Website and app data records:
* * * * *
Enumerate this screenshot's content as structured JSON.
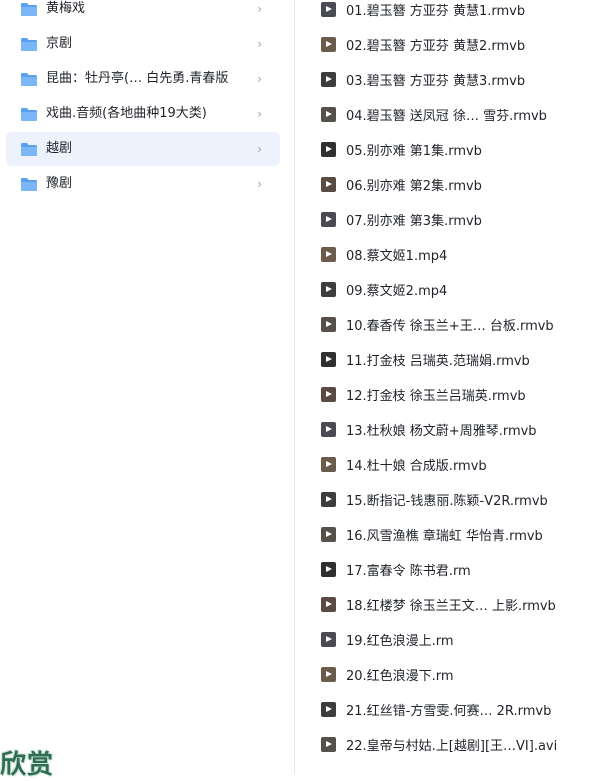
{
  "folders": [
    {
      "label": "黄梅戏",
      "selected": false
    },
    {
      "label": "京剧",
      "selected": false
    },
    {
      "label": "昆曲：牡丹亭(…   白先勇.青春版",
      "selected": false
    },
    {
      "label": "戏曲.音频(各地曲种19大类)",
      "selected": false
    },
    {
      "label": "越剧",
      "selected": true
    },
    {
      "label": "豫剧",
      "selected": false
    }
  ],
  "files": [
    {
      "label": "01.碧玉簪 方亚芬 黄慧1.rmvb"
    },
    {
      "label": "02.碧玉簪 方亚芬 黄慧2.rmvb"
    },
    {
      "label": "03.碧玉簪 方亚芬 黄慧3.rmvb"
    },
    {
      "label": "04.碧玉簪 送凤冠 徐…   雪芬.rmvb"
    },
    {
      "label": "05.别亦难 第1集.rmvb"
    },
    {
      "label": "06.别亦难 第2集.rmvb"
    },
    {
      "label": "07.别亦难 第3集.rmvb"
    },
    {
      "label": "08.蔡文姬1.mp4"
    },
    {
      "label": "09.蔡文姬2.mp4"
    },
    {
      "label": "10.春香传 徐玉兰+王…  台板.rmvb"
    },
    {
      "label": "11.打金枝 吕瑞英.范瑞娟.rmvb"
    },
    {
      "label": "12.打金枝 徐玉兰吕瑞英.rmvb"
    },
    {
      "label": "13.杜秋娘 杨文蔚+周雅琴.rmvb"
    },
    {
      "label": "14.杜十娘 合成版.rmvb"
    },
    {
      "label": "15.断指记-钱惠丽.陈颖-V2R.rmvb"
    },
    {
      "label": "16.风雪渔樵 章瑞虹 华怡青.rmvb"
    },
    {
      "label": "17.富春令 陈书君.rm"
    },
    {
      "label": "18.红楼梦 徐玉兰王文… 上影.rmvb"
    },
    {
      "label": "19.红色浪漫上.rm"
    },
    {
      "label": "20.红色浪漫下.rm"
    },
    {
      "label": "21.红丝错-方雪雯.何赛…  2R.rmvb"
    },
    {
      "label": "22.皇帝与村姑.上[越剧][王…VI].avi"
    }
  ],
  "watermark": "欣赏",
  "icons": {
    "folder": "folder-icon",
    "chevron": "chevron-right-icon",
    "video_thumb": "video-thumbnail-icon"
  },
  "colors": {
    "folder_fill": "#5aa0f0",
    "selected_bg": "#edf2fd",
    "text": "#1f2329",
    "chevron": "#9aa0a8"
  }
}
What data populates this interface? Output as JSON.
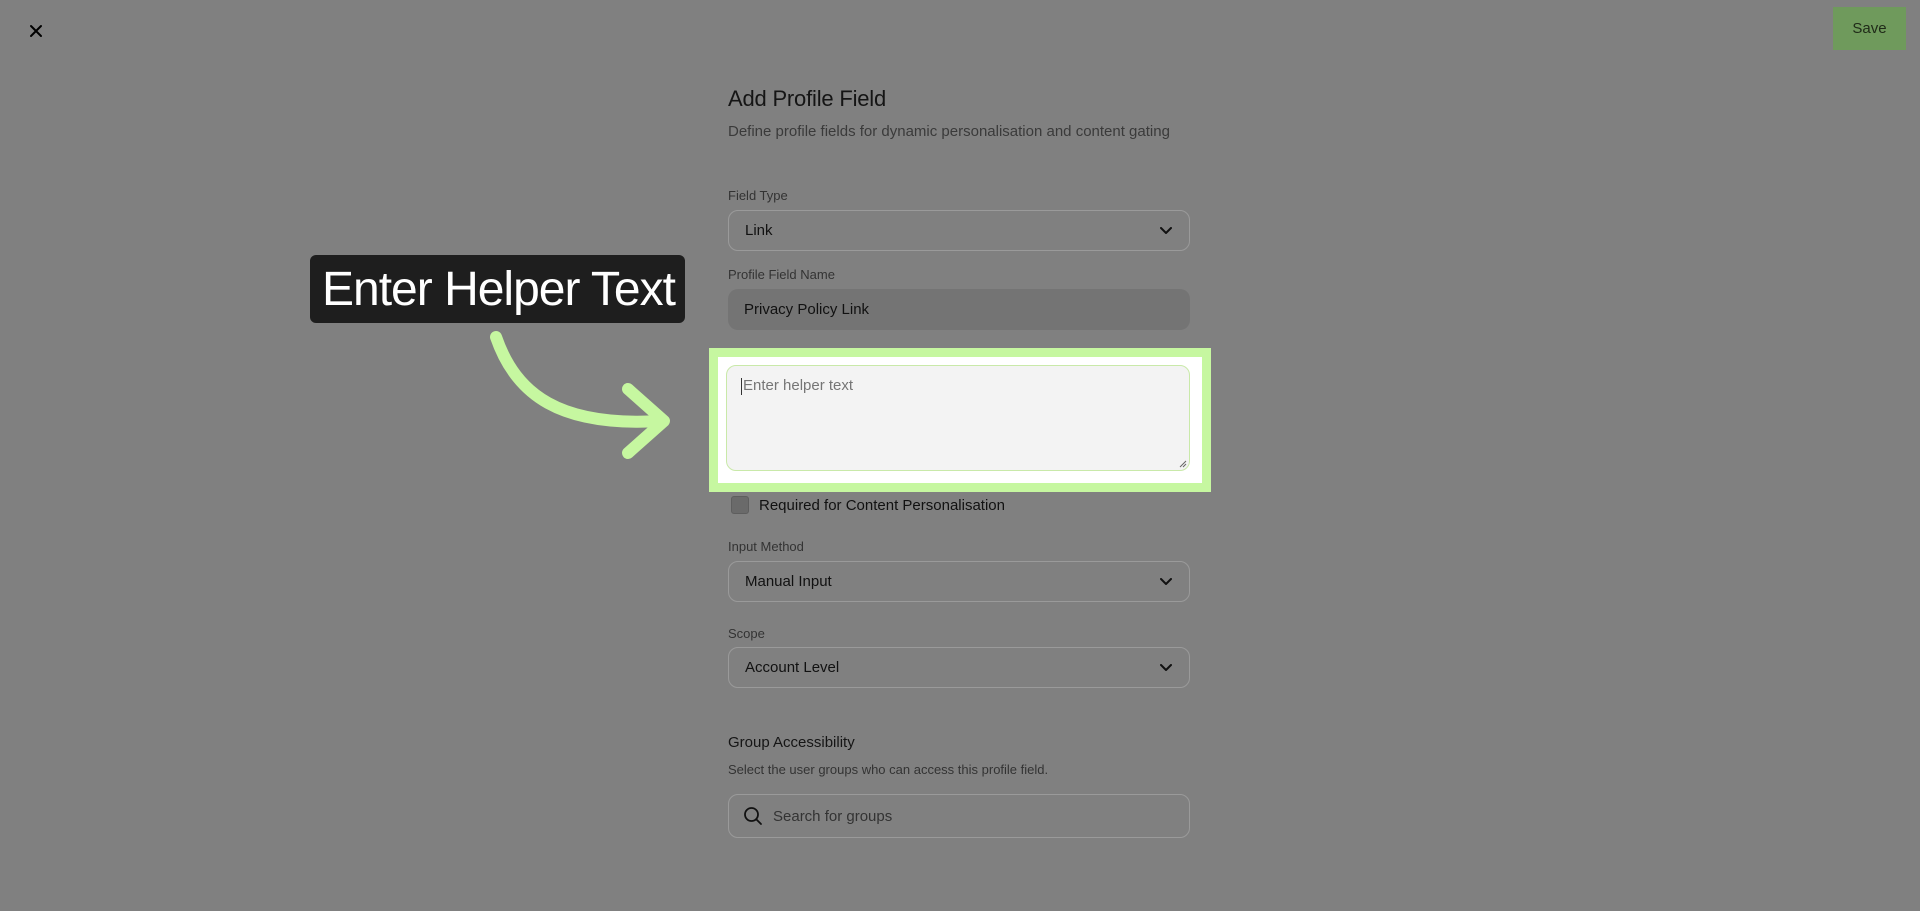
{
  "toolbar": {
    "save_label": "Save"
  },
  "form": {
    "title": "Add Profile Field",
    "subtitle": "Define profile fields for dynamic personalisation and content gating",
    "field_type": {
      "label": "Field Type",
      "value": "Link"
    },
    "profile_field_name": {
      "label": "Profile Field Name",
      "value": "Privacy Policy Link"
    },
    "helper_text": {
      "placeholder": "Enter helper text"
    },
    "required": {
      "label": "Required for Content Personalisation",
      "checked": false
    },
    "input_method": {
      "label": "Input Method",
      "value": "Manual Input"
    },
    "scope": {
      "label": "Scope",
      "value": "Account Level"
    },
    "group_accessibility": {
      "title": "Group Accessibility",
      "subtitle": "Select the user groups who can access this profile field.",
      "search_placeholder": "Search for groups"
    }
  },
  "callout": {
    "text": "Enter Helper Text"
  },
  "colors": {
    "highlight": "#c6f7a0",
    "save_button": "#6f9a5c",
    "overlay": "#808080"
  },
  "icons": [
    "close-icon",
    "chevron-down-icon",
    "search-icon",
    "arrow-icon"
  ]
}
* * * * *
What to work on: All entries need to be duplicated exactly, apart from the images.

Answer to the exercise:
Enumerate this screenshot's content as structured JSON.
{
  "folders": [
    {
      "label": "黄梅戏",
      "selected": false
    },
    {
      "label": "京剧",
      "selected": false
    },
    {
      "label": "昆曲：牡丹亭(…   白先勇.青春版",
      "selected": false
    },
    {
      "label": "戏曲.音频(各地曲种19大类)",
      "selected": false
    },
    {
      "label": "越剧",
      "selected": true
    },
    {
      "label": "豫剧",
      "selected": false
    }
  ],
  "files": [
    {
      "label": "01.碧玉簪 方亚芬 黄慧1.rmvb"
    },
    {
      "label": "02.碧玉簪 方亚芬 黄慧2.rmvb"
    },
    {
      "label": "03.碧玉簪 方亚芬 黄慧3.rmvb"
    },
    {
      "label": "04.碧玉簪 送凤冠 徐…   雪芬.rmvb"
    },
    {
      "label": "05.别亦难 第1集.rmvb"
    },
    {
      "label": "06.别亦难 第2集.rmvb"
    },
    {
      "label": "07.别亦难 第3集.rmvb"
    },
    {
      "label": "08.蔡文姬1.mp4"
    },
    {
      "label": "09.蔡文姬2.mp4"
    },
    {
      "label": "10.春香传 徐玉兰+王…  台板.rmvb"
    },
    {
      "label": "11.打金枝 吕瑞英.范瑞娟.rmvb"
    },
    {
      "label": "12.打金枝 徐玉兰吕瑞英.rmvb"
    },
    {
      "label": "13.杜秋娘 杨文蔚+周雅琴.rmvb"
    },
    {
      "label": "14.杜十娘 合成版.rmvb"
    },
    {
      "label": "15.断指记-钱惠丽.陈颖-V2R.rmvb"
    },
    {
      "label": "16.风雪渔樵 章瑞虹 华怡青.rmvb"
    },
    {
      "label": "17.富春令 陈书君.rm"
    },
    {
      "label": "18.红楼梦 徐玉兰王文… 上影.rmvb"
    },
    {
      "label": "19.红色浪漫上.rm"
    },
    {
      "label": "20.红色浪漫下.rm"
    },
    {
      "label": "21.红丝错-方雪雯.何赛…  2R.rmvb"
    },
    {
      "label": "22.皇帝与村姑.上[越剧][王…VI].avi"
    }
  ],
  "watermark": "欣赏",
  "icons": {
    "folder": "folder-icon",
    "chevron": "chevron-right-icon",
    "video_thumb": "video-thumbnail-icon"
  },
  "colors": {
    "folder_fill": "#5aa0f0",
    "selected_bg": "#edf2fd",
    "text": "#1f2329",
    "chevron": "#9aa0a8"
  }
}
What data populates this interface? Output as JSON.
{
  "toolbar": {
    "save_label": "Save"
  },
  "form": {
    "title": "Add Profile Field",
    "subtitle": "Define profile fields for dynamic personalisation and content gating",
    "field_type": {
      "label": "Field Type",
      "value": "Link"
    },
    "profile_field_name": {
      "label": "Profile Field Name",
      "value": "Privacy Policy Link"
    },
    "helper_text": {
      "placeholder": "Enter helper text"
    },
    "required": {
      "label": "Required for Content Personalisation",
      "checked": false
    },
    "input_method": {
      "label": "Input Method",
      "value": "Manual Input"
    },
    "scope": {
      "label": "Scope",
      "value": "Account Level"
    },
    "group_accessibility": {
      "title": "Group Accessibility",
      "subtitle": "Select the user groups who can access this profile field.",
      "search_placeholder": "Search for groups"
    }
  },
  "callout": {
    "text": "Enter Helper Text"
  },
  "colors": {
    "highlight": "#c6f7a0",
    "save_button": "#6f9a5c",
    "overlay": "#808080"
  },
  "icons": [
    "close-icon",
    "chevron-down-icon",
    "search-icon",
    "arrow-icon"
  ]
}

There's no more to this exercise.